━━━━━ Stored data ━━━━━

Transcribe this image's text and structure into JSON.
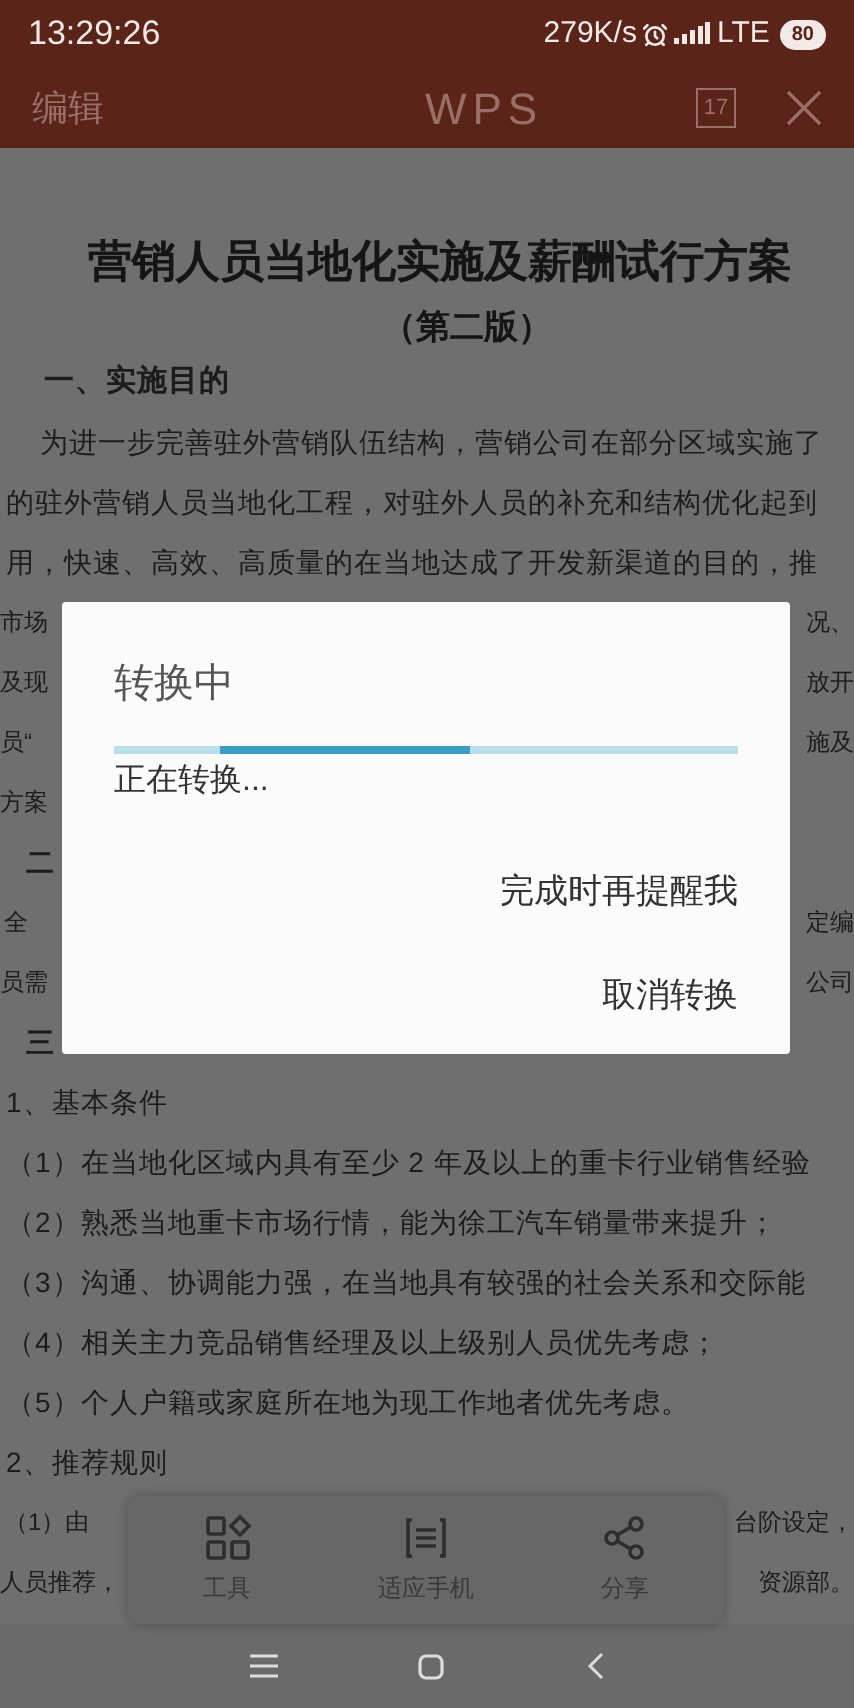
{
  "status_bar": {
    "time": "13:29:26",
    "speed": "279K/s",
    "network": "LTE",
    "battery": "80"
  },
  "top_bar": {
    "edit": "编辑",
    "logo": "WPS",
    "page_badge": "17"
  },
  "document": {
    "title": "营销人员当地化实施及薪酬试行方案",
    "subtitle": "（第二版）",
    "lines": [
      {
        "kind": "heading",
        "text": "一、实施目的"
      },
      {
        "kind": "indent",
        "text": "为进一步完善驻外营销队伍结构，营销公司在部分区域实施了"
      },
      {
        "kind": "plain",
        "text": "的驻外营销人员当地化工程，对驻外人员的补充和结构优化起到"
      },
      {
        "kind": "plain",
        "text": "用，快速、高效、高质量的在当地达成了开发新渠道的目的，推"
      },
      {
        "kind": "split",
        "left": "市场",
        "right": "况、"
      },
      {
        "kind": "split",
        "left": "及现",
        "right": "放开"
      },
      {
        "kind": "split",
        "left": "员“",
        "right": "施及"
      },
      {
        "kind": "split",
        "left": "方案"
      },
      {
        "kind": "split_heading",
        "left": "二"
      },
      {
        "kind": "split_indent",
        "left": "全",
        "right": "定编"
      },
      {
        "kind": "split",
        "left": "员需",
        "right": "公司"
      },
      {
        "kind": "split_heading",
        "left": "三"
      },
      {
        "kind": "plain",
        "text": "1、基本条件"
      },
      {
        "kind": "plain",
        "text": "（1）在当地化区域内具有至少 2 年及以上的重卡行业销售经验"
      },
      {
        "kind": "plain",
        "text": "（2）熟悉当地重卡市场行情，能为徐工汽车销量带来提升；"
      },
      {
        "kind": "plain",
        "text": "（3）沟通、协调能力强，在当地具有较强的社会关系和交际能"
      },
      {
        "kind": "plain",
        "text": "（4）相关主力竞品销售经理及以上级别人员优先考虑；"
      },
      {
        "kind": "plain",
        "text": "（5）个人户籍或家庭所在地为现工作地者优先考虑。"
      },
      {
        "kind": "plain",
        "text": "2、推荐规则"
      },
      {
        "kind": "split_indent",
        "left": "（1）由",
        "right": "台阶设定，"
      },
      {
        "kind": "split",
        "left": "人员推荐，",
        "right": "资源部。"
      }
    ]
  },
  "dialog": {
    "title": "转换中",
    "message": "正在转换...",
    "progress": {
      "level": 0.4
    },
    "actions": [
      {
        "label": "完成时再提醒我"
      },
      {
        "label": "取消转换"
      }
    ]
  },
  "toolbar": [
    {
      "kind": "tools",
      "label": "工具"
    },
    {
      "kind": "fit",
      "label": "适应手机"
    },
    {
      "kind": "share",
      "label": "分享"
    }
  ]
}
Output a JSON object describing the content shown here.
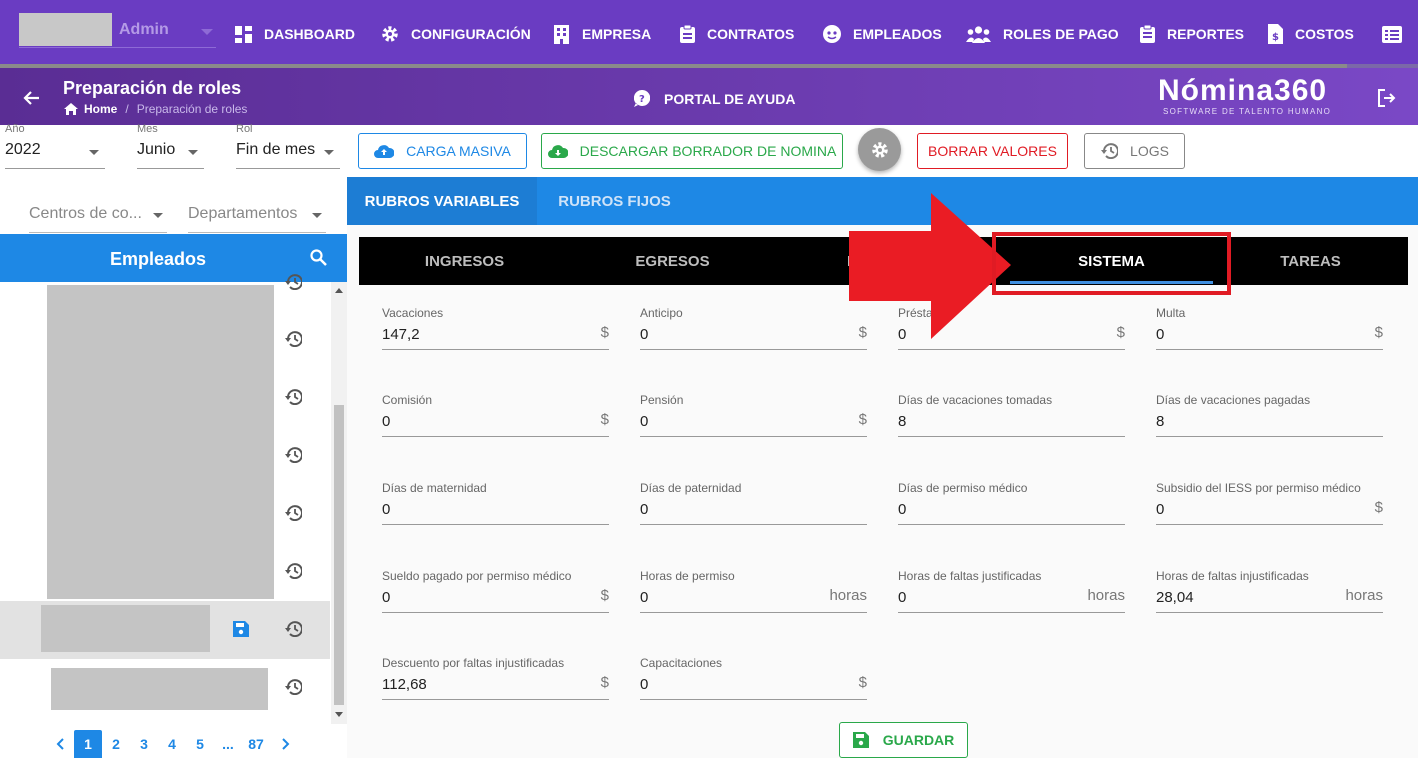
{
  "header": {
    "user_role": "Admin",
    "nav": [
      {
        "label": "DASHBOARD",
        "icon": "dashboard-icon"
      },
      {
        "label": "CONFIGURACIÓN",
        "icon": "gear-icon"
      },
      {
        "label": "EMPRESA",
        "icon": "building-icon"
      },
      {
        "label": "CONTRATOS",
        "icon": "clipboard-icon"
      },
      {
        "label": "EMPLEADOS",
        "icon": "face-icon"
      },
      {
        "label": "ROLES DE PAGO",
        "icon": "group-icon"
      },
      {
        "label": "REPORTES",
        "icon": "clipboard-list-icon"
      },
      {
        "label": "COSTOS",
        "icon": "invoice-icon"
      }
    ],
    "progress": 0.95
  },
  "subheader": {
    "title": "Preparación de roles",
    "breadcrumb": {
      "home": "Home",
      "current": "Preparación de roles"
    },
    "help": "PORTAL DE AYUDA",
    "logo": "Nómina360",
    "logo_sub": "SOFTWARE DE TALENTO HUMANO"
  },
  "filters": {
    "year": {
      "label": "Año",
      "value": "2022"
    },
    "month": {
      "label": "Mes",
      "value": "Junio"
    },
    "role": {
      "label": "Rol",
      "value": "Fin de mes"
    },
    "centers": "Centros de co...",
    "departments": "Departamentos"
  },
  "actions": {
    "bulk": "CARGA MASIVA",
    "download": "DESCARGAR BORRADOR DE NOMINA",
    "clear": "BORRAR VALORES",
    "logs": "LOGS"
  },
  "employees": {
    "title": "Empleados",
    "pages": [
      "1",
      "2",
      "3",
      "4",
      "5",
      "...",
      "87"
    ],
    "current_page": "1"
  },
  "tabs": {
    "top": [
      "RUBROS VARIABLES",
      "RUBROS FIJOS"
    ],
    "inner": [
      "INGRESOS",
      "EGRESOS",
      "P",
      "SISTEMA",
      "TAREAS"
    ]
  },
  "fields": [
    {
      "label": "Vacaciones",
      "value": "147,2",
      "suffix": "$"
    },
    {
      "label": "Anticipo",
      "value": "0",
      "suffix": "$"
    },
    {
      "label": "Présta",
      "value": "0",
      "suffix": "$"
    },
    {
      "label": "Multa",
      "value": "0",
      "suffix": "$"
    },
    {
      "label": "Comisión",
      "value": "0",
      "suffix": "$"
    },
    {
      "label": "Pensión",
      "value": "0",
      "suffix": "$"
    },
    {
      "label": "Días de vacaciones tomadas",
      "value": "8",
      "suffix": ""
    },
    {
      "label": "Días de vacaciones pagadas",
      "value": "8",
      "suffix": ""
    },
    {
      "label": "Días de maternidad",
      "value": "0",
      "suffix": ""
    },
    {
      "label": "Días de paternidad",
      "value": "0",
      "suffix": ""
    },
    {
      "label": "Días de permiso médico",
      "value": "0",
      "suffix": ""
    },
    {
      "label": "Subsidio del IESS por permiso médico",
      "value": "0",
      "suffix": "$"
    },
    {
      "label": "Sueldo pagado por permiso médico",
      "value": "0",
      "suffix": "$"
    },
    {
      "label": "Horas de permiso",
      "value": "0",
      "suffix": "horas"
    },
    {
      "label": "Horas de faltas justificadas",
      "value": "0",
      "suffix": "horas"
    },
    {
      "label": "Horas de faltas injustificadas",
      "value": "28,04",
      "suffix": "horas"
    },
    {
      "label": "Descuento por faltas injustificadas",
      "value": "112,68",
      "suffix": "$"
    },
    {
      "label": "Capacitaciones",
      "value": "0",
      "suffix": "$"
    }
  ],
  "save": "GUARDAR",
  "colors": {
    "purple": "#6a3cc2",
    "blue": "#1e88e5",
    "green": "#2aa84a",
    "red": "#e01b24"
  }
}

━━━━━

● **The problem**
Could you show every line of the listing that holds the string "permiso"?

● **Answer area**
      "label": "Días de permiso médico",
      "label": "Subsidio del IESS por permiso médico",
      "label": "Sueldo pagado por permiso médico",
      "label": "Horas de permiso",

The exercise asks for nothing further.